International collaboration in science, technology and innovation are pegged to drive sustainable development, but policy needs to ensure this is so.
Science, technology and innovation (STI) policies will play a key role not only in post-COVID-19 recovery plans, but also in the decade of action to deliver on the 2030 Agenda for Sustainable Development.
Shaping these future policies is a key focus of the UN’s Commission on Science and Technology for Development (CSTD) virtual meeting from 10 to 12 June.
The online meeting is a condensed edition of the annual session of the CSTD, which acts as the UN’s focal point for the analysis of science, technology and innovation for sustainable development.
Ministerial and high-level discussions will take place during the three days, from 2 p.m. to 3:30 p.m.
“Science, technology and innovation provide a shining light to help us navigate and recover from the COVID-19 pandemic,” said Shamika N. Sirimanne, head of the CSTD Secretariat.
“We’ll use this meeting to discuss how we can foster international collaboration in science and technology, not only to tackle and recover from the virus, but also to address other pressing sustainable development concerns, which range from climate change to inequality,” she added.

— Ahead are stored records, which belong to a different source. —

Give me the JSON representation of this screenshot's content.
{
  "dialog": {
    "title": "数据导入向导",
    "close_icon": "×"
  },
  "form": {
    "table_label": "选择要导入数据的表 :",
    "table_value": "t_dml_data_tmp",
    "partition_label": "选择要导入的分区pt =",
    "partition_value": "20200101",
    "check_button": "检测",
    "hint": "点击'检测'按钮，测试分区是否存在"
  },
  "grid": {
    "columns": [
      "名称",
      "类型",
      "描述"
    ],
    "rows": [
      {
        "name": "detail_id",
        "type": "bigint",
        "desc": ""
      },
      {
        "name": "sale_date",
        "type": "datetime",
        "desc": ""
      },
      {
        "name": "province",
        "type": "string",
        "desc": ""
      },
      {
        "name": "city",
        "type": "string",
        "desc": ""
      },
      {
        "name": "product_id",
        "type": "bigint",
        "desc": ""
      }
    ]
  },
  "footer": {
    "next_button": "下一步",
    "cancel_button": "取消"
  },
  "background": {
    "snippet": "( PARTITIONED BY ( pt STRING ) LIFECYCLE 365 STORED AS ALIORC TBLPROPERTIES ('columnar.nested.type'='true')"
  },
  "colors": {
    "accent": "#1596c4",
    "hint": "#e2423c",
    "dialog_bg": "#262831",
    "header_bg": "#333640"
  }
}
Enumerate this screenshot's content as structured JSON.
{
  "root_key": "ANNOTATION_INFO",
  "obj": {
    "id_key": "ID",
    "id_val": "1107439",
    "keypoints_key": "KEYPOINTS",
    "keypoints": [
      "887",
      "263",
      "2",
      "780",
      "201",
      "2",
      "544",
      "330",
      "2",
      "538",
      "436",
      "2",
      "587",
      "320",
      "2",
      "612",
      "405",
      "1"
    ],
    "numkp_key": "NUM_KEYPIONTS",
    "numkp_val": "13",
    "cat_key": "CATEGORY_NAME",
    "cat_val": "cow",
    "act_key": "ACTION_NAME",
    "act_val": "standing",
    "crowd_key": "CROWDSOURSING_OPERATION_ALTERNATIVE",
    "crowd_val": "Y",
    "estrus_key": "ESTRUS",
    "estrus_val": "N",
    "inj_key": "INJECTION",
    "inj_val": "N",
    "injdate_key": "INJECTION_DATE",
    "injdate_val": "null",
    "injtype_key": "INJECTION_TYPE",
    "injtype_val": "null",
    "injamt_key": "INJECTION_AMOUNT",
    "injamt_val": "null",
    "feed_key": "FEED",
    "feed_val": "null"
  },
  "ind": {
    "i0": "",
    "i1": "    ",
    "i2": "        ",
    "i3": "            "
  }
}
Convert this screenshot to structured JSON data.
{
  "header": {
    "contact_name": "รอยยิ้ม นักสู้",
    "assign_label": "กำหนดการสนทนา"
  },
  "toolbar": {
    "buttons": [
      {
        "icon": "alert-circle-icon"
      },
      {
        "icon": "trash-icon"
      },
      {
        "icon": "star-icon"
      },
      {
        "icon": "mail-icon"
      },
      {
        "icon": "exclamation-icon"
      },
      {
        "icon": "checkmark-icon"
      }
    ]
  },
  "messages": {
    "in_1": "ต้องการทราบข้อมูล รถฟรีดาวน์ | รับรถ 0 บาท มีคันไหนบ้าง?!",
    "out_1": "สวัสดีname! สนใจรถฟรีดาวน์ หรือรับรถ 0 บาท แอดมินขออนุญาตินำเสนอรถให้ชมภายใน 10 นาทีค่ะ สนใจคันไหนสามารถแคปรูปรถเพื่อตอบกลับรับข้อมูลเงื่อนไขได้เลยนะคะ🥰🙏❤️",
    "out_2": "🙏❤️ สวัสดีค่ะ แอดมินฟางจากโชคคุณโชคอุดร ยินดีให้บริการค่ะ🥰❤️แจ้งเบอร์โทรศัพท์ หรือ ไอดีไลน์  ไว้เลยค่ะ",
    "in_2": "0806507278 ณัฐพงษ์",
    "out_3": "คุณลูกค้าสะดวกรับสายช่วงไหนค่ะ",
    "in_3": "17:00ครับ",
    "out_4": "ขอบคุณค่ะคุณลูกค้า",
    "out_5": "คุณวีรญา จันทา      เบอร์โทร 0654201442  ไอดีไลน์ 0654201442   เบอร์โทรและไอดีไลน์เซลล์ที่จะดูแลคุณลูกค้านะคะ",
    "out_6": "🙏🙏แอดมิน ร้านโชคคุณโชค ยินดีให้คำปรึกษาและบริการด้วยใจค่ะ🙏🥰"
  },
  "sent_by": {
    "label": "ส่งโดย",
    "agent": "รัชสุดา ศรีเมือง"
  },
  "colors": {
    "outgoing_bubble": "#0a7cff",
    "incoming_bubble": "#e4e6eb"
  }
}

Ms. Sirimanne said STI-related activities should be incorporated in recovery packages. Not only can this spur economic activity, but it can also enhance the resilience of countries to cope with future crises.
Technological change for sustainable development
The CSTD has consistently emphasized that technological change is essential to achieving all the Sustainable Development Goals (SDGs).
The ongoing response to the COVID-19 pandemic provides daily examples of how harnessing frontier technologies can make the difference between life and death.
However, despite the well-documented advantages that frontier technologies offer in solving a vast range of problems, for many people around the world, their benefits remain a distant prospect.
Scaling technologies so that everyone, including the most vulnerable in our global community, can benefit from affordable and unrestricted access, requires a coordinated approach to initiating global cooperation for scientific advancement and resource mobilization.
International collaboration in STI is urgently needed in three areas: research cooperation, capacity building and official development assistance (ODA), to ensure that emerging technologies are developed with inclusiveness and sustainability in mind.
STI-related ODA to developing countries has stagnated over the last decade. In 2010, it was $4.7 billion, compared with $4.8 billion in 2017. Less than 4% of the ODA commitments to developing countries were reported under sectors associated with STI in 2017.
The levels of ODA dedicated to these sectors must increase for developing countries and particularly least developed countries to build the STI capacities for achieving the SDGs.
Space technologies: Long-range policies needed
The meeting will also tackle the topical issue of space technologies and the question of international collaboration to address STI capacity constraints.
Emerging space programmes in many developing countries require long-term policy thinking to deliver their full potential development impact.
For example, the tide of raw data that flows from satellites requires filtration, refinement and modelling to translate it into usable information.
Forecasting models require huge computing capacities and appropriate skills in machine learning and artificial intelligence.
Highlights of the virtual CSTD
The CSTD opens with a high-level session discussing the importance of harnessing science, technology, and innovation to accelerate progress on the SDGs and address COVID-19.
The session will examine, international collaboration to use STI to tackle the pandemic and address its impact on global efforts towards the achievement of the SDGs.
On the second day, the Commission will address its two priority themes:
Harnessing rapid technological change for inclusive and sustainable development.
Exploring space technologies for sustainable development and the benefits of international research collaboration in this context.
On the third day, participants will review the progress made in the implementation of the outcomes of the World Summit on the Information Society (WSIS).
Discussants on the priority themes of the Commission will include Feng Zhang, a co-pioneer of the revolutionary CRISPR-Cas9 gene editing tool; Bai Chunli, president of the Chinese Academy of Sciences; Simonetta Di Pippo, head of the UN Office for Outer Space Affairs (UNOOSA); and Nicolas Peter, head of international cooperation at the German Aerospace Center.